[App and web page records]
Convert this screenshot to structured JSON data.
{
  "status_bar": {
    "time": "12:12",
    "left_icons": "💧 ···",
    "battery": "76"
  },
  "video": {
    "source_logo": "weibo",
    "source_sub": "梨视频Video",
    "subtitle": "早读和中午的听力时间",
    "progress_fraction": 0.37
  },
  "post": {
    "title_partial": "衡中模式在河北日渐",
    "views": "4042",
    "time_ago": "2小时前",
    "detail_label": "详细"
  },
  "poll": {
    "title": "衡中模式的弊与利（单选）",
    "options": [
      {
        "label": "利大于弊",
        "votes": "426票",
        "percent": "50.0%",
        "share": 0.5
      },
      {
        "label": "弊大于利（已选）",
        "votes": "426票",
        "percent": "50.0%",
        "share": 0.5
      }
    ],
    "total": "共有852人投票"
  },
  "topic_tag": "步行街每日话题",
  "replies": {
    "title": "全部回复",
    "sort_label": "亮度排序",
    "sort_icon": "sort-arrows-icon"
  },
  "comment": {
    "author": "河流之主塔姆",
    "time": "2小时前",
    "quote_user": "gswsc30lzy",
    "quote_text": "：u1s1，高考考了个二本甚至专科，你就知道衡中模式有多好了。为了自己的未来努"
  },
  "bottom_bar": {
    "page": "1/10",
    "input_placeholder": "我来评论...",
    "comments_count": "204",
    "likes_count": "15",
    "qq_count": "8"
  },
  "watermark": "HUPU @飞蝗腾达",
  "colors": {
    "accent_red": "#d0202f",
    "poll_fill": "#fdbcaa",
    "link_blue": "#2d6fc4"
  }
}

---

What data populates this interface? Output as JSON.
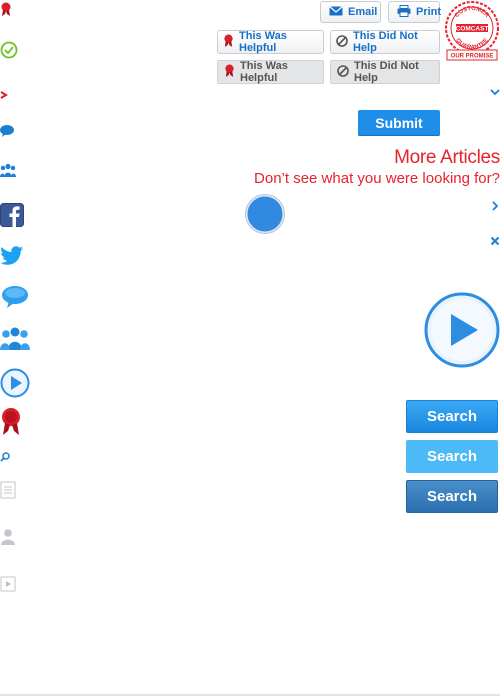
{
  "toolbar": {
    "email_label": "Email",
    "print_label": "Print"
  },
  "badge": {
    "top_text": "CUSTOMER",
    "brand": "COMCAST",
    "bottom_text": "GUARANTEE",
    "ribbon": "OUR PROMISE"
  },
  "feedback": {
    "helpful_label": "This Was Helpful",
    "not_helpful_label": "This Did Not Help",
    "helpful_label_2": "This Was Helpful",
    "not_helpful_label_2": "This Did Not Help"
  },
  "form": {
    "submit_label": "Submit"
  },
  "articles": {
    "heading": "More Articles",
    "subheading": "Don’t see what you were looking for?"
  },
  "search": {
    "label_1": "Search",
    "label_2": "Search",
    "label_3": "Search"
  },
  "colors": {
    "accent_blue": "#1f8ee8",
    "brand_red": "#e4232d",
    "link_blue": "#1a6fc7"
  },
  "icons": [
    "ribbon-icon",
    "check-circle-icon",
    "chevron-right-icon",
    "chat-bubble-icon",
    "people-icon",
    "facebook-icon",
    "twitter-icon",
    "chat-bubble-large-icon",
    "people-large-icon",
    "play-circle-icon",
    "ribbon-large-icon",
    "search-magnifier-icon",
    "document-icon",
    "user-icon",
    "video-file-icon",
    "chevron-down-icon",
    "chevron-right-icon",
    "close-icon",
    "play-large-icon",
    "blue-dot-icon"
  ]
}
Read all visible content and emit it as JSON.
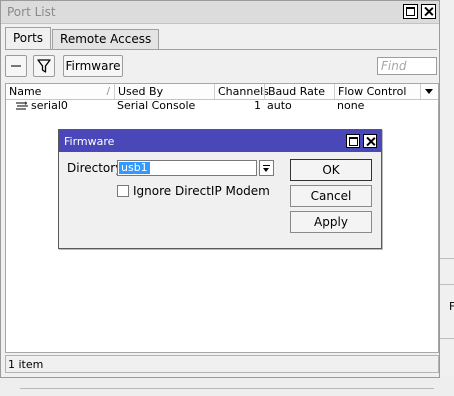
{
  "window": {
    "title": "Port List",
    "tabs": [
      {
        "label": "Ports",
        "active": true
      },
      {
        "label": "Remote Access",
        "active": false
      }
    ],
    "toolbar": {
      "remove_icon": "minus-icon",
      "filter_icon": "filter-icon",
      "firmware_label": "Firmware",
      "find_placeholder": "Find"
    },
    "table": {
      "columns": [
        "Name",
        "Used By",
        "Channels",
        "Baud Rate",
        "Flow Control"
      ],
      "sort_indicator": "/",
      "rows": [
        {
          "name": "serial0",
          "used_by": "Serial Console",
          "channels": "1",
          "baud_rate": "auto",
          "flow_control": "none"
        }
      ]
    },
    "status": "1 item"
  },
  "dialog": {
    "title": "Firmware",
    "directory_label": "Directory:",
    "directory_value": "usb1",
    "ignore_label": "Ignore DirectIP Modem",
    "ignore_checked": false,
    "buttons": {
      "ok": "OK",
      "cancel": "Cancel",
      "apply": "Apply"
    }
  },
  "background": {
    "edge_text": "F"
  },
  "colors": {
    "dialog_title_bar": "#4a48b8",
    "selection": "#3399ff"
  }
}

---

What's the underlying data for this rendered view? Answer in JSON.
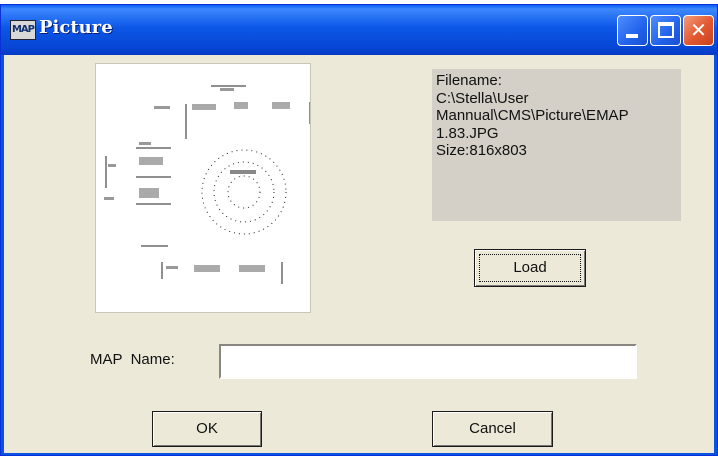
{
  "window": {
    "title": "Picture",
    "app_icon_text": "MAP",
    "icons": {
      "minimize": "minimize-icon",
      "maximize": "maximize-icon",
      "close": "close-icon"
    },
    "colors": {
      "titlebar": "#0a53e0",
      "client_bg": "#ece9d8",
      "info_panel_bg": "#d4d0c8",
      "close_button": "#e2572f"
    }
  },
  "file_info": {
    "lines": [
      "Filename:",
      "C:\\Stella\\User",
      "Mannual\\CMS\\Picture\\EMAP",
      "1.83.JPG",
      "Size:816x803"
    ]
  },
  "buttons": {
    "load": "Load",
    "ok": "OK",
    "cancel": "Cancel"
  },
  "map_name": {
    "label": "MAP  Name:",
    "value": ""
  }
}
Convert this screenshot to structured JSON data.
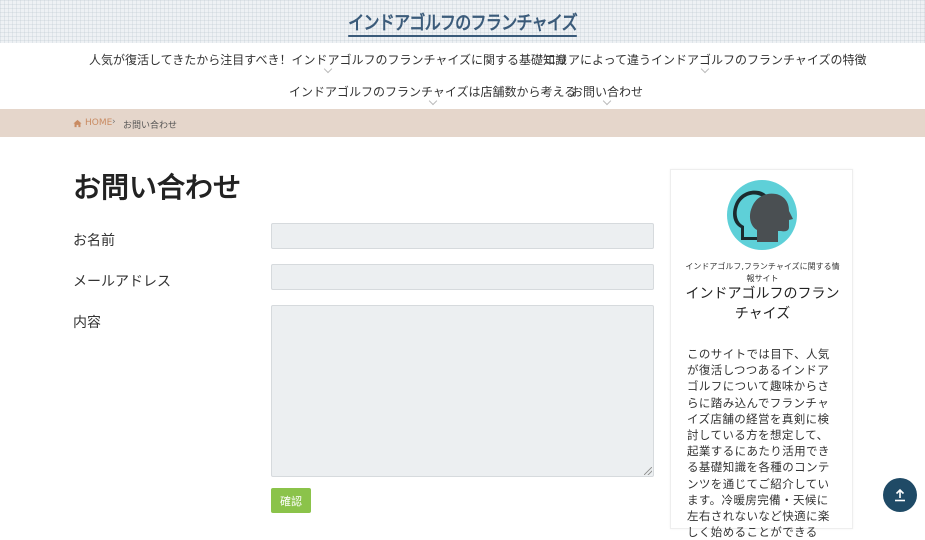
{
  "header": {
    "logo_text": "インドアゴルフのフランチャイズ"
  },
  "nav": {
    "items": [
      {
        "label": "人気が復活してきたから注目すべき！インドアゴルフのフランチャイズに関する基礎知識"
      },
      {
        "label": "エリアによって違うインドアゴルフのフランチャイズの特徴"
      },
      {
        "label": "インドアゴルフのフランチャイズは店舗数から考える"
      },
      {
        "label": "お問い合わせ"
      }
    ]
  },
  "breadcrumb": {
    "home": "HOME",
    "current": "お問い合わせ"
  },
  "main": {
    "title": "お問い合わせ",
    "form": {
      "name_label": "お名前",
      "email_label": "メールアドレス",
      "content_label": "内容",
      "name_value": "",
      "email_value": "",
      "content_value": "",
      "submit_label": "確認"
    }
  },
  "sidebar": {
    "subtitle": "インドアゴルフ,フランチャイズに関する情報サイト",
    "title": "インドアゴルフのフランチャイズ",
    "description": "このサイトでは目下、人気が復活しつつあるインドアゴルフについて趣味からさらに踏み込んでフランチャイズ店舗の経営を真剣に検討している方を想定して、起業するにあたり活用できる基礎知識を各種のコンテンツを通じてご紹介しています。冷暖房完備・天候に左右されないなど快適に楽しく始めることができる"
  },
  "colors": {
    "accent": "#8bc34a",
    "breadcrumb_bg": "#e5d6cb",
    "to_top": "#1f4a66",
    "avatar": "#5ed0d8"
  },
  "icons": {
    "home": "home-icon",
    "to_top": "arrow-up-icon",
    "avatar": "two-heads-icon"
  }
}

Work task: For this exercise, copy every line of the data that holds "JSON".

Answer box:
Convert this screenshot to structured JSON data.
What data populates this interface? Output as JSON.
Read all visible content and emit it as JSON.
What's the underlying data for this rendered view? Answer in JSON.
Convert this screenshot to structured JSON data.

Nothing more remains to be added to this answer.